The point is that saints are not perfect people and that is why I love them! If being holy meant being perfect we would all be sunk. There would be no reason to aspire to it because it would be impossible. It would be a childish daydream at best. True holiness is being fully human, which means it is messy. It means entering into life recognizing that we are not in charge. To be holy we need to love and to let that love expand and grow. The path will be different for each one of us because each of us is different. To love is not as easy as it sounds. It means we need to let God mold us, which entails letting go of our own ego-centeredness. It means trusting God so much that we follow His lead. But if we let ourselves truly fall in love with God, then our hearts will be moved to reach out to the poor and to recognize our own poverty, which is a poverty of spirit. We will be moved to do acts of kindness without thinking of them as holy acts. Love will motivate us simply because we will see the face of Christ in each one we meet. Love will swell our hearts with gratitude for the love we receive from God, such that we will want to share it. We will not need visions because we will indeed see Him everywhere. There is much joy in that!
Being perfect? That will never happen – not in this life, at least. Loving as much as we can despite our feet of clay? Attainable! But we have to do the work of opening our hearts to God and letting Him lead. We have to pray and spend time with the One we love so much. And if we really love Him, we will not see it as work at all. It becomes a gift to us to serve Him. That is the holiness to which we can all aspire and it is definitely attainable. I like it much better than “plastic sanctity” which is definitely not attractive. I love my saints with their feet of clay because they remind me that it is indeed possible to become holy. If the saints, with all their personal foibles, can attain holiness, then we can do it, too.
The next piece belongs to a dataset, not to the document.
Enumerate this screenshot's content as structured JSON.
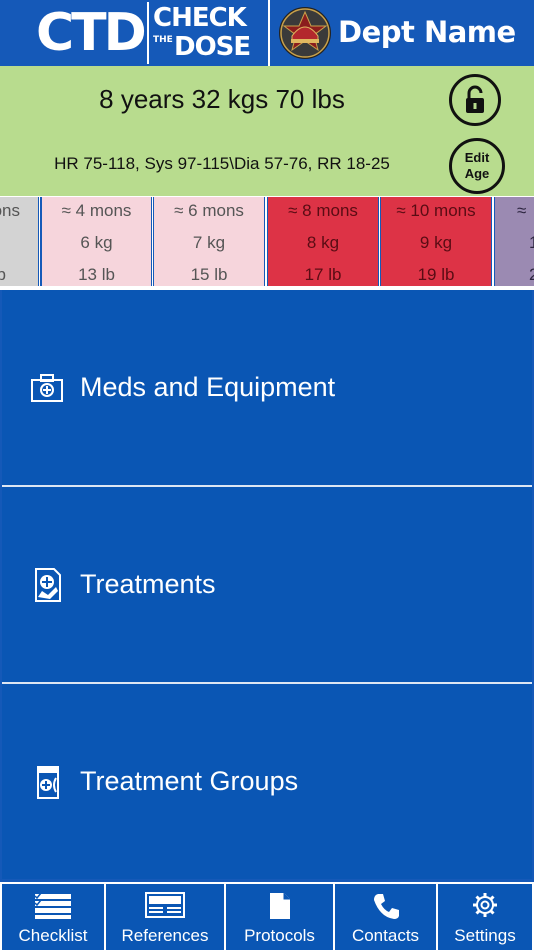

May we look to the saints for intercession on the road to our own holiness, that they may be our guides and our inspiration! May we pray that our hearts are filled with love which overcomes our human weakness! May we pray that we can fall in love with Jesus such that we can do what lovers of God do, which is to share our love with others! May we see the miraculous all around us, and be moved to gratitude! Let us continue to meet in the Heart of Jesus, where the Love we seek to share is found! Peace!
The top picture is St. Teresa of Avila from a holy card I have had since I was a teenager. (See what I mean?)
The second is an icon called St. Padre Pio, Mother Pelican by Rev. William Hart McNichols which can be found at http://www.standreirublevicons.com/gallery.php?action=viewPicture&id=176
The last picture is a photo I took in a church in Nova Scotia, Canada. This is part of a painting of the Holy Trinity which was in the cupola over the altar.
Heart Speaks to Heart